### RECORDS FOR PROCESSING
··········

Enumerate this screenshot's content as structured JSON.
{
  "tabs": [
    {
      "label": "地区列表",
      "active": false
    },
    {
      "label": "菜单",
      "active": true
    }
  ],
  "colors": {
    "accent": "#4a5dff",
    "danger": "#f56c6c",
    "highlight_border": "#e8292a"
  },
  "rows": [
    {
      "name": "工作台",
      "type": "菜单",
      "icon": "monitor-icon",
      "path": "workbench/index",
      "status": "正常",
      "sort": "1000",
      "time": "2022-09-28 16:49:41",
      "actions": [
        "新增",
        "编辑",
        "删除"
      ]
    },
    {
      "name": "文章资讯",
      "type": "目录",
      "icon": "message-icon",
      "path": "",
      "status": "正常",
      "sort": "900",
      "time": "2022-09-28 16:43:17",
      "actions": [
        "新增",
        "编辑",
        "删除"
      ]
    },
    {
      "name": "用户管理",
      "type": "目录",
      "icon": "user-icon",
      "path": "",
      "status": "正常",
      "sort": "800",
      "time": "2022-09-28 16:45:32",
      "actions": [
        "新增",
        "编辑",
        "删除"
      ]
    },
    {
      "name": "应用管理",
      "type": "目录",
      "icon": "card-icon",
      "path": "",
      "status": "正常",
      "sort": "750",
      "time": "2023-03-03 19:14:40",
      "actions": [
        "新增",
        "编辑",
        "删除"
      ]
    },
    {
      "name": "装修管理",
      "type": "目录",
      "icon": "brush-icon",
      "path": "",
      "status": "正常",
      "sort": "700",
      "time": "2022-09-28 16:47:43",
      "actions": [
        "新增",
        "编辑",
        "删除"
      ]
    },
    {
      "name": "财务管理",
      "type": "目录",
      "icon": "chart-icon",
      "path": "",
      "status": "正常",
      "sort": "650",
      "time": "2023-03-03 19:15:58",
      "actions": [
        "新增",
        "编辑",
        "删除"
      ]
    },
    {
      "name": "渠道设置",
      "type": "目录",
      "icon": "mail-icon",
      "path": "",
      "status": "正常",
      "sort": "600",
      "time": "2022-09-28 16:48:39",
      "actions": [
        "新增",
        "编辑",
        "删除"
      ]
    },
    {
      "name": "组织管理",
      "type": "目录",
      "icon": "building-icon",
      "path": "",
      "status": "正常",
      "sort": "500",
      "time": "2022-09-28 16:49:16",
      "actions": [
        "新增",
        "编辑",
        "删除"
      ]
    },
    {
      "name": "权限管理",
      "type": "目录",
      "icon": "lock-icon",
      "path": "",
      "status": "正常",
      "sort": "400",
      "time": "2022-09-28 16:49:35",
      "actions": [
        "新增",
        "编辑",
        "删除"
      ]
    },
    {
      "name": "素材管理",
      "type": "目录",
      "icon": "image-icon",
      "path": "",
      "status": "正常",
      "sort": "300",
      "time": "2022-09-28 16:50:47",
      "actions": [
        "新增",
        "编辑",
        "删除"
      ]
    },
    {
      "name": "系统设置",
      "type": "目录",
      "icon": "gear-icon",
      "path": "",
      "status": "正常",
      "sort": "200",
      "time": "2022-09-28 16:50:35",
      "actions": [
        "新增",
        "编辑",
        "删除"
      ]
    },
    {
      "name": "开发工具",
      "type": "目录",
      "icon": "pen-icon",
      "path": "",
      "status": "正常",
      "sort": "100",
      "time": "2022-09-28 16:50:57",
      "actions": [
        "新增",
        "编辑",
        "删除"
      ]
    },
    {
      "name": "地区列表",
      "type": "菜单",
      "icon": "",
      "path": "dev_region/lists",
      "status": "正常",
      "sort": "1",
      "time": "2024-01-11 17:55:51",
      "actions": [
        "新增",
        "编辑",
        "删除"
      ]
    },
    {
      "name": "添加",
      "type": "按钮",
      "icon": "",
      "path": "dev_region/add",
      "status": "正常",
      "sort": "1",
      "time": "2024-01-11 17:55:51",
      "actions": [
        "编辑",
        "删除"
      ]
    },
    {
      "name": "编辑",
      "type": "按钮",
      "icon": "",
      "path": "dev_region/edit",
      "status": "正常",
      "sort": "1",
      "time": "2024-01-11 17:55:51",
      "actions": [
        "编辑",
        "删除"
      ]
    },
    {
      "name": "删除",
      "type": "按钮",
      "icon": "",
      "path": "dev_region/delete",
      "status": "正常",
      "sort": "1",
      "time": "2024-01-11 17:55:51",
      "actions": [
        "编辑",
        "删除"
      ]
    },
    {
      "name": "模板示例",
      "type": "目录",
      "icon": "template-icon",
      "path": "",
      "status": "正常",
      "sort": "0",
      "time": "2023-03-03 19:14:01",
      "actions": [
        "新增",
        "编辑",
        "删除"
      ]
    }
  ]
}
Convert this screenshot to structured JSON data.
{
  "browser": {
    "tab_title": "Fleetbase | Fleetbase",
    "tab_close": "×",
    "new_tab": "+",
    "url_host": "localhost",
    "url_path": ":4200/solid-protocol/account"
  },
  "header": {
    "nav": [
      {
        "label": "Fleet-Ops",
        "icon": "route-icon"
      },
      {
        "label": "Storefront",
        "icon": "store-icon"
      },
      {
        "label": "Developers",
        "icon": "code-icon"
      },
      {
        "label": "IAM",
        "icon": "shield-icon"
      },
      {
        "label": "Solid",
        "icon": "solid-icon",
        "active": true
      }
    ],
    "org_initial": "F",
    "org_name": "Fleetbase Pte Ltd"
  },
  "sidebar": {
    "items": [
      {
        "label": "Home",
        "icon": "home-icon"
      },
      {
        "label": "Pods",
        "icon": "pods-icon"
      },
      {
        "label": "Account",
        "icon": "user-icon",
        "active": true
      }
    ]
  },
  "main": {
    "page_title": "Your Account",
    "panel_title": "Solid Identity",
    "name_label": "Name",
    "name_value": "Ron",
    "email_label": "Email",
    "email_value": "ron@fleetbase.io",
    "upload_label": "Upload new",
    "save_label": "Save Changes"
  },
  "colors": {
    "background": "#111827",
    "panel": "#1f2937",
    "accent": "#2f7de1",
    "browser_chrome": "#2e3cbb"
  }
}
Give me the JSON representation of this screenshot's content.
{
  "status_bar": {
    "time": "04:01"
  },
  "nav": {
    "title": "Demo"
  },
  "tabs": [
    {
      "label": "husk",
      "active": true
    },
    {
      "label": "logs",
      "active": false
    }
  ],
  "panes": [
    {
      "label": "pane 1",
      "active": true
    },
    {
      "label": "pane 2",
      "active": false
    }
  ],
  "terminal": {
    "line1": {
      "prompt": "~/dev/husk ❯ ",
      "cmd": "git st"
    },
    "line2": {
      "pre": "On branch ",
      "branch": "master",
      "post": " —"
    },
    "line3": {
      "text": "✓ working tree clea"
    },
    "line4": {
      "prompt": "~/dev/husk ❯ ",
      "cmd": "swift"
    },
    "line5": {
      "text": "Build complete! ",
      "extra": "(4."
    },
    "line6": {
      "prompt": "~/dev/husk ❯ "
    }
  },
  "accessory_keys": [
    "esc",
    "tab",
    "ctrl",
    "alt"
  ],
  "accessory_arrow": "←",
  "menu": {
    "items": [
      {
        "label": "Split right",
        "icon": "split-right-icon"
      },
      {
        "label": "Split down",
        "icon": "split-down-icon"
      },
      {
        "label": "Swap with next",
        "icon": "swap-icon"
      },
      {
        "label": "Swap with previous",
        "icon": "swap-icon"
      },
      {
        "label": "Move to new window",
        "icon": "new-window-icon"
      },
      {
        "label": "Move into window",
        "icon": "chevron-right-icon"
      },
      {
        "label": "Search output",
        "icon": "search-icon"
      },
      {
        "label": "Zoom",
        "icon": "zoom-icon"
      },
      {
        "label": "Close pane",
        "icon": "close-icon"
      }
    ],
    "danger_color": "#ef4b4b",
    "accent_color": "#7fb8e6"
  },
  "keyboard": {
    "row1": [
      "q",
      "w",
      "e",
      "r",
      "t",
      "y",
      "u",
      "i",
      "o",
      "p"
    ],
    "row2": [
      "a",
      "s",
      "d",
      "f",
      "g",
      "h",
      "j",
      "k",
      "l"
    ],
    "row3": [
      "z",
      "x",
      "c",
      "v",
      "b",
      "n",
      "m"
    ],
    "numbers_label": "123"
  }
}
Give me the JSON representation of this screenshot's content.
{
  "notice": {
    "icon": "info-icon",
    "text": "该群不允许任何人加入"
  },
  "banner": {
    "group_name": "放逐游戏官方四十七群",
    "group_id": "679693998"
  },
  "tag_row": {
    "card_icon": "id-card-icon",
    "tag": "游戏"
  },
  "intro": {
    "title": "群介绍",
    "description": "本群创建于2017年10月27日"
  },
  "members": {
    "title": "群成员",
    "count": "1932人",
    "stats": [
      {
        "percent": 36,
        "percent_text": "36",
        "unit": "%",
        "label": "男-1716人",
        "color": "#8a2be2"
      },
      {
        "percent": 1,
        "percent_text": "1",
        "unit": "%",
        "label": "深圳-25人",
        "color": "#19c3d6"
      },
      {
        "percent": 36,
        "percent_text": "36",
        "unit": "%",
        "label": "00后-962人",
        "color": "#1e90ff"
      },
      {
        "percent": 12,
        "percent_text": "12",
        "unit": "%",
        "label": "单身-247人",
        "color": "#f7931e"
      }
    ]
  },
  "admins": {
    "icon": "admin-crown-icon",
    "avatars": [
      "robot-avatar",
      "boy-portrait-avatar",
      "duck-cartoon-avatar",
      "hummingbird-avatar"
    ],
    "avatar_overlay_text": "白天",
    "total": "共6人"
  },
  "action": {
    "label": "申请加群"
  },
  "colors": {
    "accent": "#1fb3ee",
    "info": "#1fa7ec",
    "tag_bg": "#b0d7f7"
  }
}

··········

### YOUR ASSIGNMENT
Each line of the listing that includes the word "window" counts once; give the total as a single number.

### ANSWER TO THIS EXERCISE
3